Former West Coast star Ben Cousins tried to sell his 2005 Brownlow Medal to pay for his ice addiction, according to a report by the Herald Sun.
Friends have told the Herald Sun that Cousins tried to retrieve his medal, but his father, Bryan, refused to give it to him.
“He tried to sell his Brownlow … but he doesn’t even have it. His dad has the Brownlow in safekeeping,” a friend told the Herald Sun.
“He said he needed it to guarantee a bank loan, but why would he need a bank loan? He doesn’t have any property, he doesn’t have a business.”
The troubled former Eagle was arrested on Tuesday with possession of 13 grams of meth after reportedly threatening to bury Maylea Tinecheff, the mother of his children, while holding a screwdriver.
The 40-year year old faced court yesterday after being charged with possession of a prohibited drug with intent to sell or supply, along with other offences and was taken into custody.
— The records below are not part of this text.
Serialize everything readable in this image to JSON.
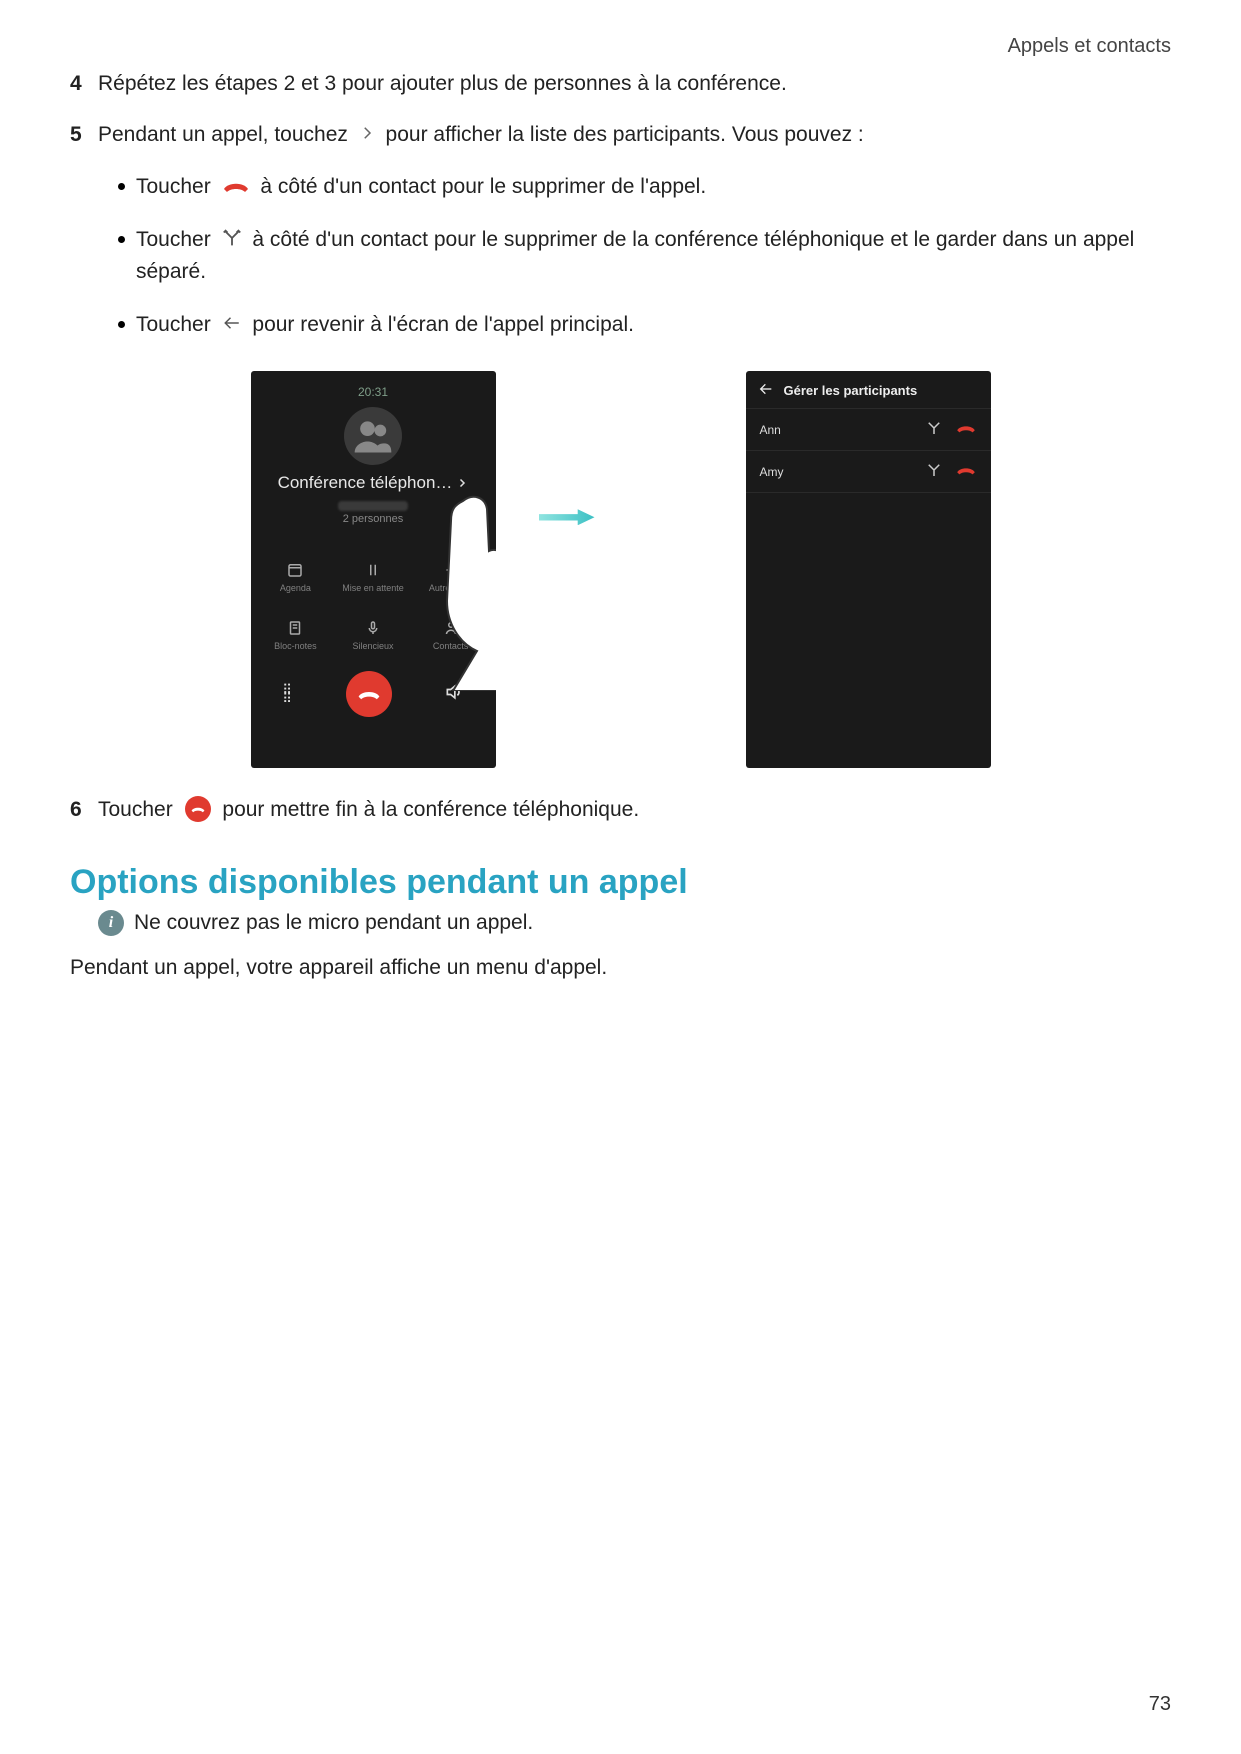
{
  "header": {
    "breadcrumb": "Appels et contacts"
  },
  "steps": {
    "s4": {
      "num": "4",
      "text": "Répétez les étapes 2 et 3 pour ajouter plus de personnes à la conférence."
    },
    "s5": {
      "num": "5",
      "text_before": "Pendant un appel, touchez ",
      "text_after": " pour afficher la liste des participants. Vous pouvez :",
      "bullets": {
        "b1": {
          "pre": "Toucher ",
          "post": " à côté d'un contact pour le supprimer de l'appel."
        },
        "b2": {
          "pre": "Toucher ",
          "post": " à côté d'un contact pour le supprimer de la conférence téléphonique et le garder dans un appel séparé."
        },
        "b3": {
          "pre": "Toucher ",
          "post": " pour revenir à l'écran de l'appel principal."
        }
      }
    },
    "s6": {
      "num": "6",
      "pre": "Toucher ",
      "post": " pour mettre fin à la conférence téléphonique."
    }
  },
  "section_heading": "Options disponibles pendant un appel",
  "info_note": "Ne couvrez pas le micro pendant un appel.",
  "paragraph": "Pendant un appel, votre appareil affiche un menu d'appel.",
  "page_number": "73",
  "figure": {
    "left": {
      "time": "20:31",
      "title": "Conférence téléphon…",
      "people": "2 personnes",
      "buttons": {
        "agenda": "Agenda",
        "hold": "Mise en attente",
        "other": "Autreappel",
        "notes": "Bloc-notes",
        "mute": "Silencieux",
        "contacts": "Contacts"
      }
    },
    "right": {
      "title": "Gérer les participants",
      "rows": {
        "r1": "Ann",
        "r2": "Amy"
      }
    }
  }
}
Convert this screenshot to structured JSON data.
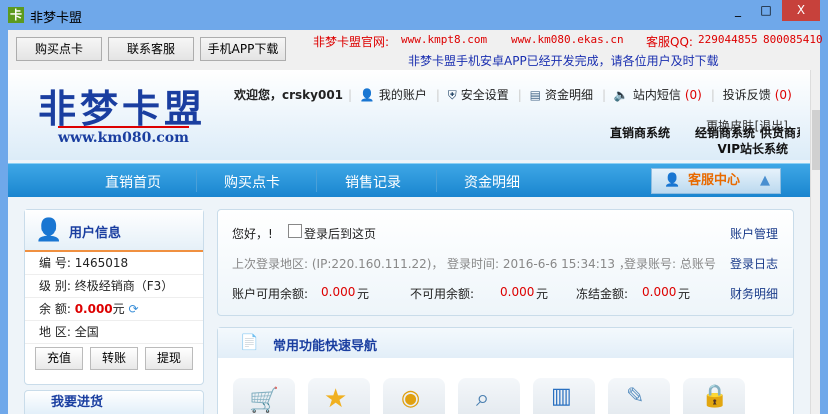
{
  "window": {
    "title": "非梦卡盟",
    "app_icon": "卡",
    "minimize": "_",
    "maximize": "□",
    "close": "X"
  },
  "toolbar": {
    "buttons": [
      "购买点卡",
      "联系客服",
      "手机APP下载"
    ],
    "site_label": "非梦卡盟官网:",
    "site1": "www.kmpt8.com",
    "site2": "www.km080.ekas.cn",
    "qq_label": "客服QQ:",
    "qq1": "229044855",
    "qq2": "800085410",
    "notice": "非梦卡盟手机安卓APP已经开发完成，请各位用户及时下载"
  },
  "header": {
    "logo": "非梦卡盟",
    "logo_url": "www.km080.com",
    "welcome": "欢迎您，crsky001",
    "links": [
      "我的账户",
      "安全设置",
      "资金明细",
      "站内短信",
      "投诉反馈"
    ],
    "msg_count": "(0)",
    "complaint_count": "(0)",
    "skin": "更换皮肤",
    "logout": "[退出]",
    "systems": [
      "直销商系统",
      "经销商系统",
      "供货商系统",
      "VIP站长系统"
    ]
  },
  "nav": {
    "items": [
      "直销首页",
      "购买点卡",
      "销售记录",
      "资金明细"
    ],
    "service": "客服中心"
  },
  "user": {
    "title": "用户信息",
    "rows": [
      {
        "label": "编 号:",
        "value": "1465018"
      },
      {
        "label": "级 别:",
        "value": "终极经销商（F3）"
      },
      {
        "label": "余 额:",
        "value": "0.000",
        "unit": "元"
      },
      {
        "label": "地 区:",
        "value": "全国"
      }
    ],
    "buttons": [
      "充值",
      "转账",
      "提现"
    ],
    "next_panel": "我要进货"
  },
  "account": {
    "greeting": "您好，!",
    "checkbox_label": "登录后到这页",
    "last_login": "上次登录地区: (IP:220.160.111.22)，",
    "login_time": "登录时间: 2016-6-6 15:34:13 ，",
    "login_account": "登录账号: 总账号",
    "available_label": "账户可用余额:",
    "available": "0.000",
    "unavailable_label": "不可用余额:",
    "unavailable": "0.000",
    "frozen_label": "冻结金额:",
    "frozen": "0.000",
    "unit": "元",
    "links": [
      "账户管理",
      "登录日志",
      "财务明细"
    ]
  },
  "quicknav": {
    "title": "常用功能快速导航",
    "icons": [
      "cart-icon",
      "star-icon",
      "coins-icon",
      "search-icon",
      "chart-icon",
      "document-icon",
      "lock-icon"
    ]
  }
}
He was later denied bail after his application was rejected.
Cousins was released from prison in January this year and as per his parole conditions had been working at West Coast in a part-time role.
“The little green man came just two days after he finished his parole,” a friend told the Herald Sun.
“He rang me a couple of weeks ago and he couldn’t even speak English.”
The friend added that Cousins was out of control while high and was failing his role as a father.
“He’s a nightmare. I feel sorry for his kids,” he said.
Other claims have been made that Cousins had sent threatening messages to other AFL stars seeking the return of his memorabilia.
While on parole, friends became so concerned about Cousins that they feared a call from the police saying he was dead.
“He was living with his parents but just disappearing for days on end,” a friend told the Herald Sun.
“Going back to jail for over a year would be the best place for him. I wouldn’t wish it on anyone, but it might happen.
“It’s been a decade of this.
“We agreed and we’ve decided to give him some tough love in the last few months,” the friend said.
“There’s two ways a drug addict can respond: they can get their life together or they can keep pissing in everyone’s faces who are trying to help them … We all know how this is going to end up.”
Bryan Cousins declined to speak to the Herald Sun on Wednesday.
“I can’t talk right now,” he said.